> Work order:
In the material below, find each line with the string "viên" and copy it.

> Material for this exercise:
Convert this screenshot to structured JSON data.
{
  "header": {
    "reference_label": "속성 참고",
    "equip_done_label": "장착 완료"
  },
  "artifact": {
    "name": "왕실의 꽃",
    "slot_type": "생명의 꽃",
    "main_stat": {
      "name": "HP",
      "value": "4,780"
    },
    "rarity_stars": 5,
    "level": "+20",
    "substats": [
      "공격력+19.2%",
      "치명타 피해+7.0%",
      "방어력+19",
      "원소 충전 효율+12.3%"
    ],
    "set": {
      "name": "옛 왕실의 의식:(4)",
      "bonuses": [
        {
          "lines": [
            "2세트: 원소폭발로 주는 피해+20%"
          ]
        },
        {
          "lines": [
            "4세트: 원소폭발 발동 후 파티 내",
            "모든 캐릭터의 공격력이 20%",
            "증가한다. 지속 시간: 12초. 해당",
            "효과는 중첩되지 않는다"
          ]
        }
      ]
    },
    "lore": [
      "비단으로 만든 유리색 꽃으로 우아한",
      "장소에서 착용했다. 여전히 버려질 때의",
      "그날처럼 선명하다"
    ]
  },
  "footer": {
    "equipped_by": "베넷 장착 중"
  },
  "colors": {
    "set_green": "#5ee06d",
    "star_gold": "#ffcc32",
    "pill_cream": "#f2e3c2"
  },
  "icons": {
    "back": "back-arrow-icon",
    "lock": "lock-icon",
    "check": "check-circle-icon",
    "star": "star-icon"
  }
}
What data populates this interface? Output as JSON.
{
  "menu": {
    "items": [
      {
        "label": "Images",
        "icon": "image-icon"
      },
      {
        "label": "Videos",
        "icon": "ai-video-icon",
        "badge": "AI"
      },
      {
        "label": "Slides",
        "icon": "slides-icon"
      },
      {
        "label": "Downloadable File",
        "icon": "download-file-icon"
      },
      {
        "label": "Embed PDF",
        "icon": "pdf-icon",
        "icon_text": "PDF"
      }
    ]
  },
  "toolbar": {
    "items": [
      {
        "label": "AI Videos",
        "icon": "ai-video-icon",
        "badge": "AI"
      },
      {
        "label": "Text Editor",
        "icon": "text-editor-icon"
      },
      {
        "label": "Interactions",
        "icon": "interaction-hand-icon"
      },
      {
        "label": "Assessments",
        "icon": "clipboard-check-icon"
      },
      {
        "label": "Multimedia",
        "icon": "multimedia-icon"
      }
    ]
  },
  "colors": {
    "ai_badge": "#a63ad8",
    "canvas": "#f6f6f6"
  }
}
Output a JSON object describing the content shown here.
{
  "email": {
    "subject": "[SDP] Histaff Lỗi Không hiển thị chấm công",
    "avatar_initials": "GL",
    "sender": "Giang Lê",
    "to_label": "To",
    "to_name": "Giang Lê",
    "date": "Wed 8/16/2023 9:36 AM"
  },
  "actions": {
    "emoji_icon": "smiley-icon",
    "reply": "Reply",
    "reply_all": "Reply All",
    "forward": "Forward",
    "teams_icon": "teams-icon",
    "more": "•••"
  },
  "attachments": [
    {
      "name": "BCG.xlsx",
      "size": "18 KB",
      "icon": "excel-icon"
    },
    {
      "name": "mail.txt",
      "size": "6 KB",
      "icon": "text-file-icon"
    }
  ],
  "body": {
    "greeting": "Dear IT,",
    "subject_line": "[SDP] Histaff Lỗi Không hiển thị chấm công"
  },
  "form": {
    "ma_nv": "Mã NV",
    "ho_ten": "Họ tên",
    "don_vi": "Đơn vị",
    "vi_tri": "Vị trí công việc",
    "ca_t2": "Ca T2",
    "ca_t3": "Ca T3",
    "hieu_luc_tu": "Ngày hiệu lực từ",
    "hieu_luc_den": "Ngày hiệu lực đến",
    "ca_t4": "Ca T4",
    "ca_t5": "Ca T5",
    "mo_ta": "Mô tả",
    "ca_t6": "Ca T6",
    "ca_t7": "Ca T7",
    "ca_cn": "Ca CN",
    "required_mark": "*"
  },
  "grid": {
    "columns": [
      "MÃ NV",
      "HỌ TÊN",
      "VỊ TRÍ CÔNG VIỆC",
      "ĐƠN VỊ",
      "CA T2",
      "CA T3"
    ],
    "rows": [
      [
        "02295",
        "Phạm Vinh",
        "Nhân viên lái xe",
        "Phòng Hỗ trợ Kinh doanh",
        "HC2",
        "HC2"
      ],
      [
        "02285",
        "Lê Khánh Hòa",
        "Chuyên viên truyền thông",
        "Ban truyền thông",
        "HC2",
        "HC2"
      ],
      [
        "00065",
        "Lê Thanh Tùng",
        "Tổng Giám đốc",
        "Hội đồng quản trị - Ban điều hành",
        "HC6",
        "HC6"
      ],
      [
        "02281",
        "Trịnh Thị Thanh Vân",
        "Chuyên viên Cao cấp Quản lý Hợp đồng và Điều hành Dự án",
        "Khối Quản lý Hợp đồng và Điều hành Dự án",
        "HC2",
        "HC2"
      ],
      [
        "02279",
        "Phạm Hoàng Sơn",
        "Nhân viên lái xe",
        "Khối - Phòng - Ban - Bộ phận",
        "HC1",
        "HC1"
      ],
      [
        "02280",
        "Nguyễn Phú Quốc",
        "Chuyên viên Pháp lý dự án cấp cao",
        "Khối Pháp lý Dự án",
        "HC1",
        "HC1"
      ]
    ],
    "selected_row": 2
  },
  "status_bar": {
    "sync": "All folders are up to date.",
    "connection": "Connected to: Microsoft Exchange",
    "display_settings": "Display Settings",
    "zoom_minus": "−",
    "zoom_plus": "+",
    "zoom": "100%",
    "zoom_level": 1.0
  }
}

> Response area:
        "Nhân viên lái xe",
        "Chuyên viên truyền thông",
        "Chuyên viên Cao cấp Quản lý Hợp đồng và Điều hành Dự án",
        "Nhân viên lái xe",
        "Chuyên viên Pháp lý dự án cấp cao",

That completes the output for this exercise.